And of course, you can use Single Shot mode to take photos from all three rear cameras simultaneously.

The four cameras on the Galaxy S23 Ultra

Lisa Eadicicco/CNET

The Galaxy S23 Ultra’s four rear cameras, including a 200-megapixel main camera

Samsung saved its biggest camera upgrades for its premium flagship Galaxy S23 Ultra. Unlike the other two S23 series phones, the Ultra features a quadruple rear camera system, annotated in the image below.

The S23 Ultra’s pièce de résistance is a new main camera that has a massive 200-megapixel sensor — nearly double the resolution offered by the Galaxy S22 Ultra. As mentioned in the previous section, you probably won’t need to shoot at the highest resolution, unless you plan on making large prints of photos. Like the S23 and S23 Plus, the Ultra’s main camera takes 12-megapixel photos by default using pixel binning. In the case of the Ultra, it just has more pixels that it can group together which results in better looking images that are brighter and have less image noise, even under low light.

Samsung Galaxy S23 Ultra

The S23 Ultra has four rear cameras.

James Martin/CNET

The new sensor also has Super Quad Pixel, an improved autofocus system that uses 2×2 pixel groups to help the camera’s focus lock onto details like horizons or tree trunks even when it’s dim. The S23 Ultra also supports the Expert Raw app, which allows you to capture photos using Samsung’s computational algorithms and save your snap as a raw file to retain more image data and greater dynamic range. Raw files are typically larger than JPEG files but are more ideal for photo editing since they contain more image information and settings. Samsung’s Expert Raw app supports all of the S23 Ultra’s cameras, and when you install the app, its controls are added to the native camera app.

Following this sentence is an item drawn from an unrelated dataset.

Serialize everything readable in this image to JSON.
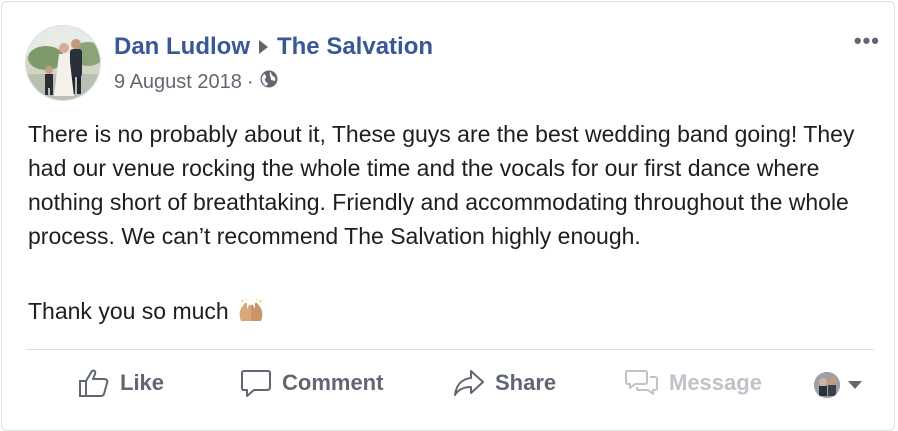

Along with the main camera, there’s also a 12-megapixel ultra wide camera, with a 120-degree field of view, and two telephoto cameras, instead of the one found on the S23 and S23 Plus. The first telephoto lens has a 3x optical zoom, while the second one has a 10x optical zoom. The second telephoto camera also has a 100x digital zoom, but the more you zoom in, the more noisy the images look. If the 10x telephoto is anything like previous Galaxy Ultra phones, its digital zoom should take decent photos up to 25x to 30x magnification, which is well beyond what the Pixel 7 Pro or iPhone 14 Pro can manage.

Want to learn more about the Galaxy S23? check out our review of the Galaxy S23 Ultra, how you can preorder the Galaxy S23 right now and why Samsung’s future premium phones may be more difficult to afford.

Similar Posts